**What is required**
Scan the data for "title" and copy each matching line.

(Dataset entries)

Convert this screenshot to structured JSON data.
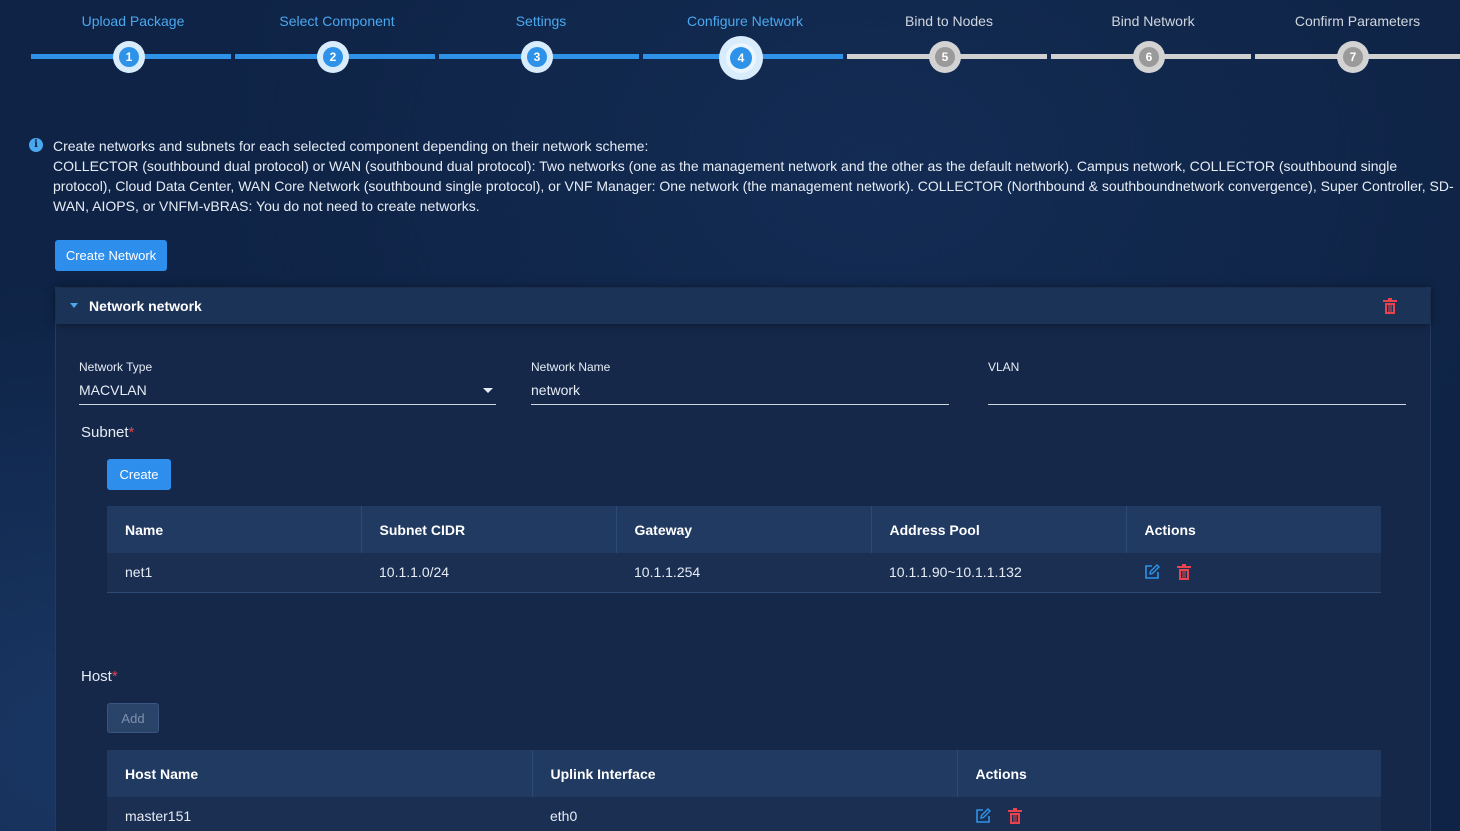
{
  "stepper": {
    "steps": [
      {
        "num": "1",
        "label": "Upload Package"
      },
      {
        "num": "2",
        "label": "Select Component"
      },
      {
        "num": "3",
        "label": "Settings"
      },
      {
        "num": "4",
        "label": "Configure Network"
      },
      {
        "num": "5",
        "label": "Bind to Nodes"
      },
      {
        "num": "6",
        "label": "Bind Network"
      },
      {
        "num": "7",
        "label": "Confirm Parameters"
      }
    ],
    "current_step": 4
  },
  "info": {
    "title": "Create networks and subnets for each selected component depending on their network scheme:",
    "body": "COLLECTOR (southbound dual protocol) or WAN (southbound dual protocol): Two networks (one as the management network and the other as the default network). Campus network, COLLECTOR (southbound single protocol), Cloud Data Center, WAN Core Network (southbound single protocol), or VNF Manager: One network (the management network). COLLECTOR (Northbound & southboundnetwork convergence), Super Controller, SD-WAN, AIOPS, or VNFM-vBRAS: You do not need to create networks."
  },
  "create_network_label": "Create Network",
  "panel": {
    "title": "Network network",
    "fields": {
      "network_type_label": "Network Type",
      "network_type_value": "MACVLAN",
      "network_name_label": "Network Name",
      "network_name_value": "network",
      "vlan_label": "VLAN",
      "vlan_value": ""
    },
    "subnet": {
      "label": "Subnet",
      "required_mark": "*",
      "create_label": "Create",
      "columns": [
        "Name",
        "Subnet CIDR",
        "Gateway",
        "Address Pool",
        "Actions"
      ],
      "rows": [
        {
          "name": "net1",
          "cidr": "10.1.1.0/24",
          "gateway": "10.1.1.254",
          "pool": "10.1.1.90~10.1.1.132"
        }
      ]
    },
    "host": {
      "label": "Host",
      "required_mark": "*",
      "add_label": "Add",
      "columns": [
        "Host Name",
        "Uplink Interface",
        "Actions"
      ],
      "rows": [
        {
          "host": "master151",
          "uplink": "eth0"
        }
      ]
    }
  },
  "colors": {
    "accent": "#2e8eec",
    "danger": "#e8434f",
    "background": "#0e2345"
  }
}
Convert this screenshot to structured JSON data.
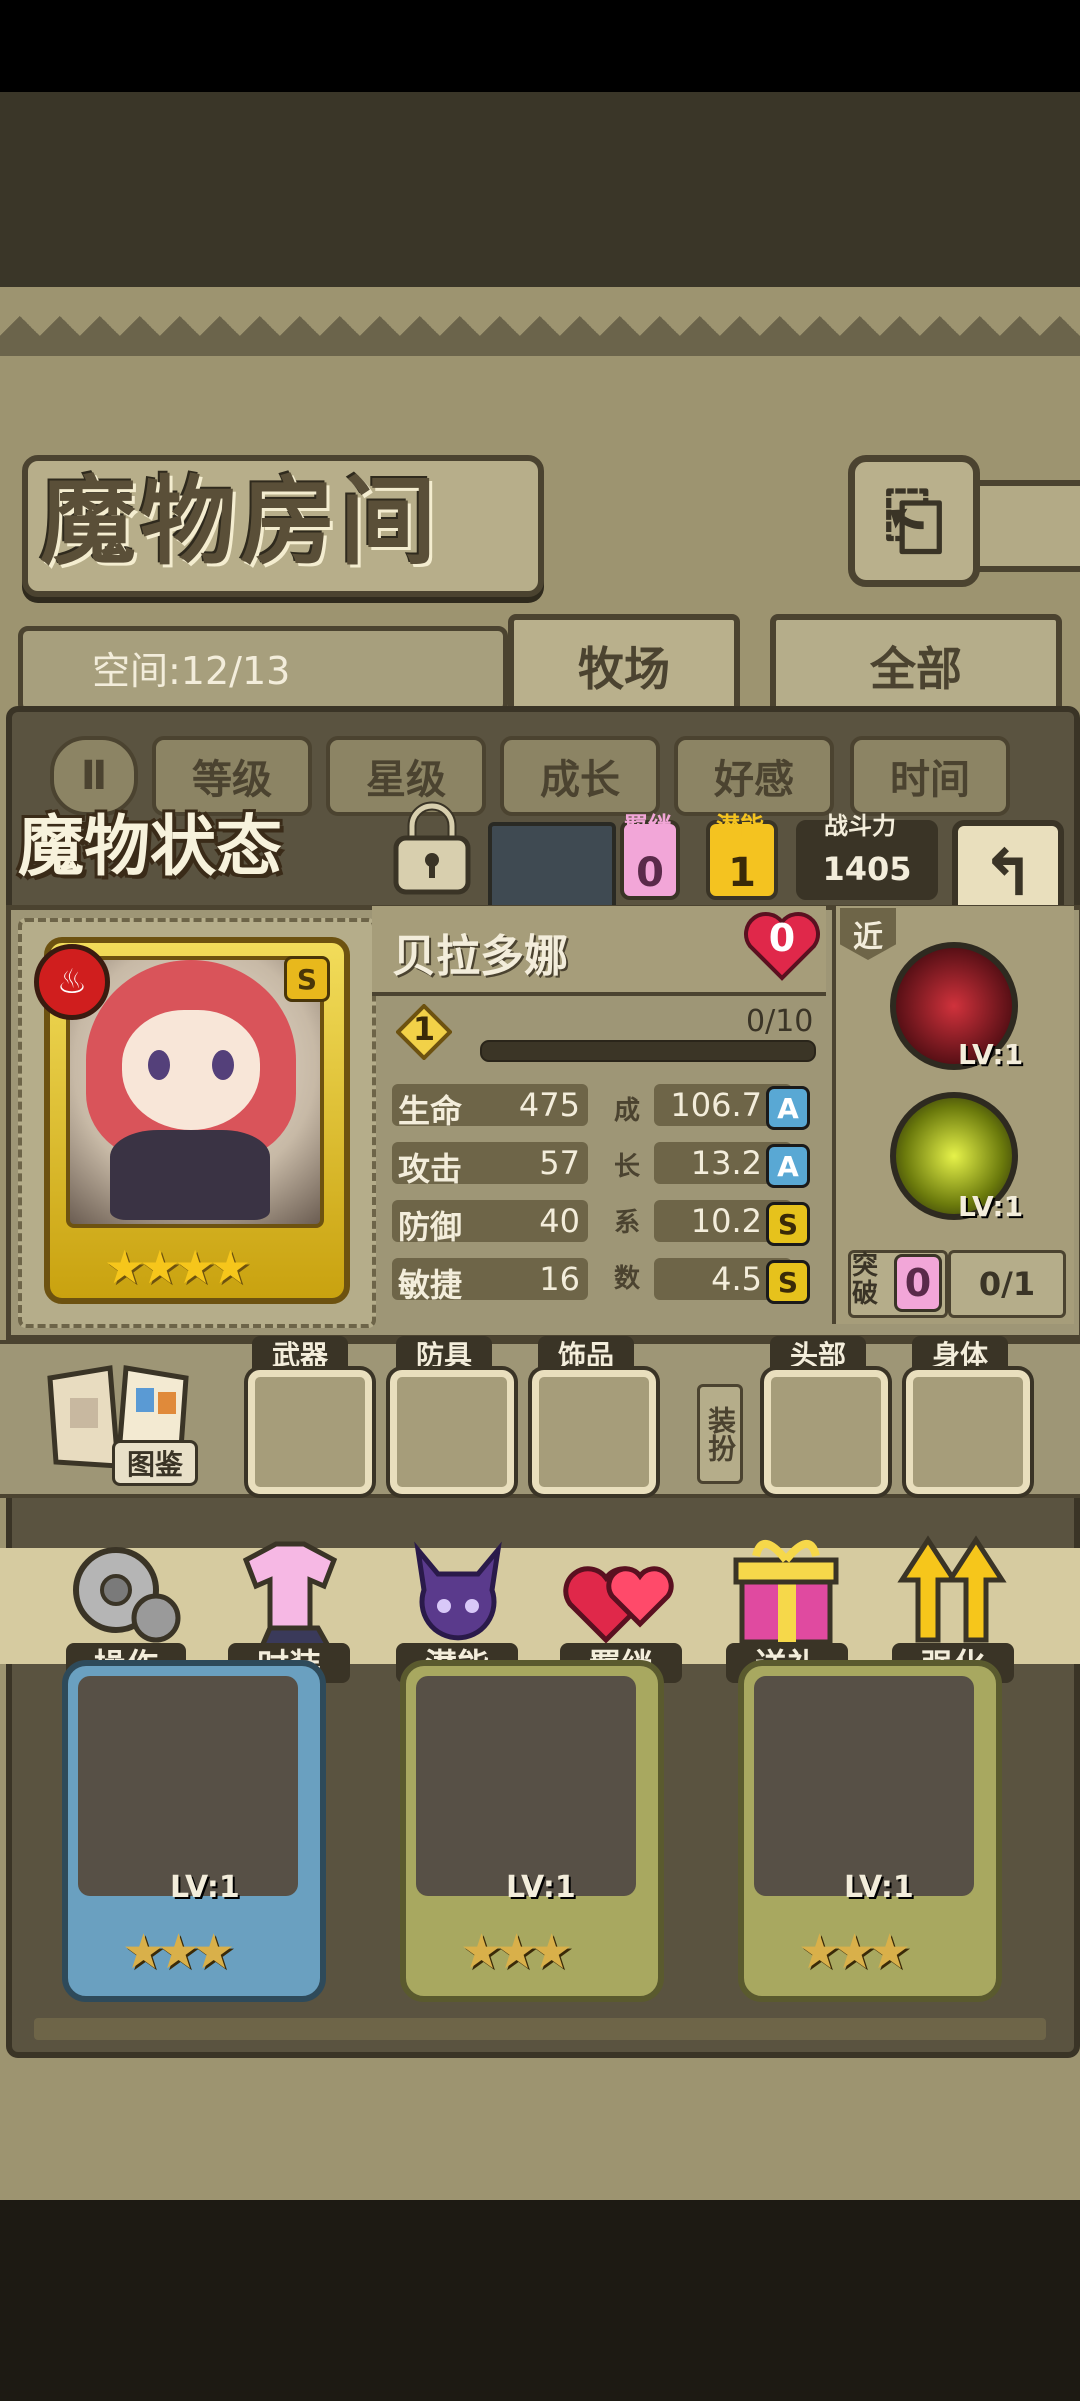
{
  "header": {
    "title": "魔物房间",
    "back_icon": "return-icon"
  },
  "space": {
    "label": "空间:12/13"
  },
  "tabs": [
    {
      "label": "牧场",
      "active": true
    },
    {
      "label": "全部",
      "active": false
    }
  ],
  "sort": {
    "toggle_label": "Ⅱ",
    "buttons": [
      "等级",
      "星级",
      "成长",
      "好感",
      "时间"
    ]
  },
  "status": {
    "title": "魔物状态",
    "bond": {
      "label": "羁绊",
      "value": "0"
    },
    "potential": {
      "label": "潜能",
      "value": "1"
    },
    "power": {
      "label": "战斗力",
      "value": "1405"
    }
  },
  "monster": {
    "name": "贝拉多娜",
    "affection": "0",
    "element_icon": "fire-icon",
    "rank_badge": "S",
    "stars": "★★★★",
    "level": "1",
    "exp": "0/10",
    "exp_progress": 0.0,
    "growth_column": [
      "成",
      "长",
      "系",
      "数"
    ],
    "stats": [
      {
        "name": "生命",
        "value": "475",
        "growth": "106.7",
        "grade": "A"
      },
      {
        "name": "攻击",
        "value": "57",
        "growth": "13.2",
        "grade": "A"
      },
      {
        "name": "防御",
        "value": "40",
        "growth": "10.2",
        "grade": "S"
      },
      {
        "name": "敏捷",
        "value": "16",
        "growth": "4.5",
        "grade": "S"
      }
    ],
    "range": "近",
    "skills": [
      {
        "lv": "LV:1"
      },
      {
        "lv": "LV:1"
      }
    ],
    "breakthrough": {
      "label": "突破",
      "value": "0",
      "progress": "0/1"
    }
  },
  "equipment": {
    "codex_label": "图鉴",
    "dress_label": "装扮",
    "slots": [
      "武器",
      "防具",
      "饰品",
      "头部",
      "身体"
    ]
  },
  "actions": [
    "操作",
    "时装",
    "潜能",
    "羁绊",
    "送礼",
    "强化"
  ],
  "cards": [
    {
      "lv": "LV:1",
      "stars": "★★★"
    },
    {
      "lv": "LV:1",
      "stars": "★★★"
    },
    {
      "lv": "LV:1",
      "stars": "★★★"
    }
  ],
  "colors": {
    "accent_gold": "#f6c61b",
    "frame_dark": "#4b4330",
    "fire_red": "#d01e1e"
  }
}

**Solution below**
    "title": "Create networks and subnets for each selected component depending on their network scheme:",
    "title": "Network network",
    "title": "魔物房间",
    "title": "魔物状态",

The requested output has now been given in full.